My wife and I spent July 4th in Key West, Florida and, after an evening of fireworks, we returned to our hotel for a peaceful night’s sleep. But it didn’t last long. At 2 a.m. we got a call from our adult daughter Katherine, telling us that water was gushing through the walls and ceilings and down the stairs of our house, because of a broken plastic pipe in the upstairs bathroom. She was at the house 11 hours earlier and we don’t know exactly what time the water started flowing but, based on the extensive damage, it was probably several hours before she discovered it and turned off the water.
Nearly four months later, we’re still repairing the damage but, when we had the bathroom vanity, sink and faucets replaced this week, we made sure the plumber used high quality braided stainless steel supply lines so, hopefully, this will never happen again. But we can’t be sure, because, in addition to these lines, there are rubber, plastic or metal hoses and pipes connected to our washing machine, dish washer, water heater and other sinks.
If it ever does happen again when we’re away from the house, we won’t have to rely on our daughter stopping by to spot the problem. Vivint, which offers home security solutions, connected smoke detectors and home automation systems, installed water detectors under our sinks and other areas where leaks can occur. So, if there ever is a water leak in the future, we should know about it in seconds rather than hours. Vivint’s fee range from $50 to $70 a month, depending on equipment and services.
The system consists of small battery operated device with sensors that are activated if a 20th of an inch of water seeps underneath.The sensors communicate via wireless signals to a panel that not only sounds an alarm, but sends a message to my wife and my mobile phones and notifies a dispatch center.
Unlike with Vivint’s door and window sensors and smoke alarms, the company’s dispatch center won’t call the police or fire department but they will attempt to notify me by phone and, if they can’t reach me, they’ll call my wife followed by a list of contacts, including our neighbors who, hopefully, will get the message in time to turn off the main water valve in front of our house before much damage is done.
Fortunately there haven’t been any leaks since I installed the unit, but I did test it by pouring water near the sensor and, after ignoring the local siren from the control panel, I got a call from the dispatch center to notify me of the leak and patiently accept my explanation that it was just a test.
I also tried out a $79 Honeywell Lyric Wi-Fi Water Leak and Freeze Detector that connects to your WiFi network and mobile phone to notify you in the event of leaks, freezes, or excess humidity. The unit connects directly to your WiFi network and doesn’t require a hub. If it detects a problem the device itself will sound a local alarm and notify you and a list of other contacts via email, but it won’t make any phone calls to you or a dispatch center.
Another option is a Samsung SmartThings Water Leak Sensor which cost about $37 each, but requires you have a $75 SmartThings Hub somewhere in the house. The sensor gives you an alert on your smartphone if it detects excess water. It can also trigger a light or a siren. The detector is one of many products that work with the SmartThings hub, including switches, bulbs, motion detectors and numerous other smart devices.

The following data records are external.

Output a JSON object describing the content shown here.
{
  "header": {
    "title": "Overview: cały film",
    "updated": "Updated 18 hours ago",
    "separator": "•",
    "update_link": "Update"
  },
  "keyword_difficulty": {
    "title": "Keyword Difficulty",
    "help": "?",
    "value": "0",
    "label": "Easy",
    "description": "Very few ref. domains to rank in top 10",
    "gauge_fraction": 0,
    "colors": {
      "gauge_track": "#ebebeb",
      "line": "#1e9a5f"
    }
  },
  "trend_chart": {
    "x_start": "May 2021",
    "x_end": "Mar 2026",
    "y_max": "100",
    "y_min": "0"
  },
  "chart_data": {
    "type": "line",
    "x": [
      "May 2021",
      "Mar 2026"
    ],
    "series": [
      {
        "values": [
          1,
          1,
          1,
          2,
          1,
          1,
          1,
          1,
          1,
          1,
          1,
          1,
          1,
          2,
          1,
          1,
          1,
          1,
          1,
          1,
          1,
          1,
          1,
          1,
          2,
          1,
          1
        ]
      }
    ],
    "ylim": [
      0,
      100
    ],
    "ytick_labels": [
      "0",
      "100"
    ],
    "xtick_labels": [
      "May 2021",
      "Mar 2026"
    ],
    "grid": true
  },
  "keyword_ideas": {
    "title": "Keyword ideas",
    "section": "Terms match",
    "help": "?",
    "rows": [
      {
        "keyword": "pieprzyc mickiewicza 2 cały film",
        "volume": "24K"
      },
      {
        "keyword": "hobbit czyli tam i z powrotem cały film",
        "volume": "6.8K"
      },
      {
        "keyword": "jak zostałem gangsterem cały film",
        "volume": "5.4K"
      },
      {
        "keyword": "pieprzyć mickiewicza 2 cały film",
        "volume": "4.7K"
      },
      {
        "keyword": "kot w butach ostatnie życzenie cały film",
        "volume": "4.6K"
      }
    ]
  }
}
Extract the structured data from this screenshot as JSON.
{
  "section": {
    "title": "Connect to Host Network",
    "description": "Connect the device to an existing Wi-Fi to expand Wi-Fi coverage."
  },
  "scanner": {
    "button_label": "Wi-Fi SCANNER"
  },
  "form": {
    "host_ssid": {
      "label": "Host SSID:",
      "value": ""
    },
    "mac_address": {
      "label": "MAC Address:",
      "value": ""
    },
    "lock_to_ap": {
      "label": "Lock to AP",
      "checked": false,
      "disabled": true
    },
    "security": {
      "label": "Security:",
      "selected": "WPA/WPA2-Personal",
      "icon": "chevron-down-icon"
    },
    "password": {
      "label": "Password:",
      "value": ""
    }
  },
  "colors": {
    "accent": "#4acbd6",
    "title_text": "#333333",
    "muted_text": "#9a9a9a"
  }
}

The idea for SmartThings came from an experience similar to my flood. In 2011, co-founder Alex Hawkinson’s vacation house in Colorado was heavily damaged because of water damage from frozen pipes. Had Hawkinson known about the problem immediately, he could have prevented much of the damage just as I could have probably saved some my house’s floors and walls if I had known about my leak within seconds rather than hours later.
While the Vivint, Honeywell and SmartThings sensors can notify you or others of a leak, they can’t turn off the water, which means you can still have some serious damage between the time someone is notified and when they can manually shut off the water. But there is a $699 kit from leakSMART that comes with five sensors and an electronic motorized brass water ball valve that connects to your home’s main water supply to turn off your water if a leak is detected. There is also an iOS and Android app that can monitor for water leaks and control your home’s main water supply, but the great part about this system is that it doesn’t require a human to turn off the water.
Monitoring equipment and services vary widely in cost. Some services, like Vivint, charge a monthly fee depending on services and equipment while others involve equipment purchasing only, but typically leave it to up to you to arrange for installation and monitoring. If you purchase equipment that doesn’t come with a monitoring service, check around for third party services like The Monitoring Center or see if the device’s app can notify not only you but a list of friends and neighbors in the event of an emergency.
As a resident of drought-stricken California, I’m grateful for all the water we can get — as long as it stays away from my floors, walls and ceilings.